- **What to work on**
A verbatim reproduction of every entry is the expected answer.

● ● ● ● ● ● ●

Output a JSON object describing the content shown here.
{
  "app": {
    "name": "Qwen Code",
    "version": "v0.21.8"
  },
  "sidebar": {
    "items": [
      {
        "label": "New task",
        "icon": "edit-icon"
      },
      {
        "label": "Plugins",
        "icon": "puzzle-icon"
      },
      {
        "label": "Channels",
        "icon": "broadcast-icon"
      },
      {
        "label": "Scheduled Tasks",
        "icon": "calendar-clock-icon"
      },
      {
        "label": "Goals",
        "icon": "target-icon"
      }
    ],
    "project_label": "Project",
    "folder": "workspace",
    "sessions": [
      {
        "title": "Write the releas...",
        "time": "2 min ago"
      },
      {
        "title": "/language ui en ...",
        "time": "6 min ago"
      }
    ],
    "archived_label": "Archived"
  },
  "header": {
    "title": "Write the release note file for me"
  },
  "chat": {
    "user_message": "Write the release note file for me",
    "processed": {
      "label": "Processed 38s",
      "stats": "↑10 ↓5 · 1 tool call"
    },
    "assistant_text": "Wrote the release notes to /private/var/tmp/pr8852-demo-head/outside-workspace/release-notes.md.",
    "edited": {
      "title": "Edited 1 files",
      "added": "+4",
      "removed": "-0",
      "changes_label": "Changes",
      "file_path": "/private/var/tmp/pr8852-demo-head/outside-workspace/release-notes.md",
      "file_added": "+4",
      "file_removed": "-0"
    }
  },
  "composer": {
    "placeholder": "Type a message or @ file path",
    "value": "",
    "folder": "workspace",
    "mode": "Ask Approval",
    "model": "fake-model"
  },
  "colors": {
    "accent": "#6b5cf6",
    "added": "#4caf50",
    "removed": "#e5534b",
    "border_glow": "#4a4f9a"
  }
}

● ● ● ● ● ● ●

- **Response to this exercise**
Output a JSON object describing the content shown here.
{
  "app": {
    "name": "Qwen Code",
    "version": "v0.21.8"
  },
  "sidebar": {
    "items": [
      {
        "label": "New task",
        "icon": "edit-icon"
      },
      {
        "label": "Plugins",
        "icon": "puzzle-icon"
      },
      {
        "label": "Channels",
        "icon": "broadcast-icon"
      },
      {
        "label": "Scheduled Tasks",
        "icon": "calendar-clock-icon"
      },
      {
        "label": "Goals",
        "icon": "target-icon"
      }
    ],
    "project_label": "Project",
    "folder": "workspace",
    "sessions": [
      {
        "title": "Write the releas...",
        "time": "2 min ago"
      },
      {
        "title": "/language ui en ...",
        "time": "6 min ago"
      }
    ],
    "archived_label": "Archived"
  },
  "header": {
    "title": "Write the release note file for me"
  },
  "chat": {
    "user_message": "Write the release note file for me",
    "processed": {
      "label": "Processed 38s",
      "stats": "↑10 ↓5 · 1 tool call"
    },
    "assistant_text": "Wrote the release notes to /private/var/tmp/pr8852-demo-head/outside-workspace/release-notes.md.",
    "edited": {
      "title": "Edited 1 files",
      "added": "+4",
      "removed": "-0",
      "changes_label": "Changes",
      "file_path": "/private/var/tmp/pr8852-demo-head/outside-workspace/release-notes.md",
      "file_added": "+4",
      "file_removed": "-0"
    }
  },
  "composer": {
    "placeholder": "Type a message or @ file path",
    "value": "",
    "folder": "workspace",
    "mode": "Ask Approval",
    "model": "fake-model"
  },
  "colors": {
    "accent": "#6b5cf6",
    "added": "#4caf50",
    "removed": "#e5534b",
    "border_glow": "#4a4f9a"
  }
}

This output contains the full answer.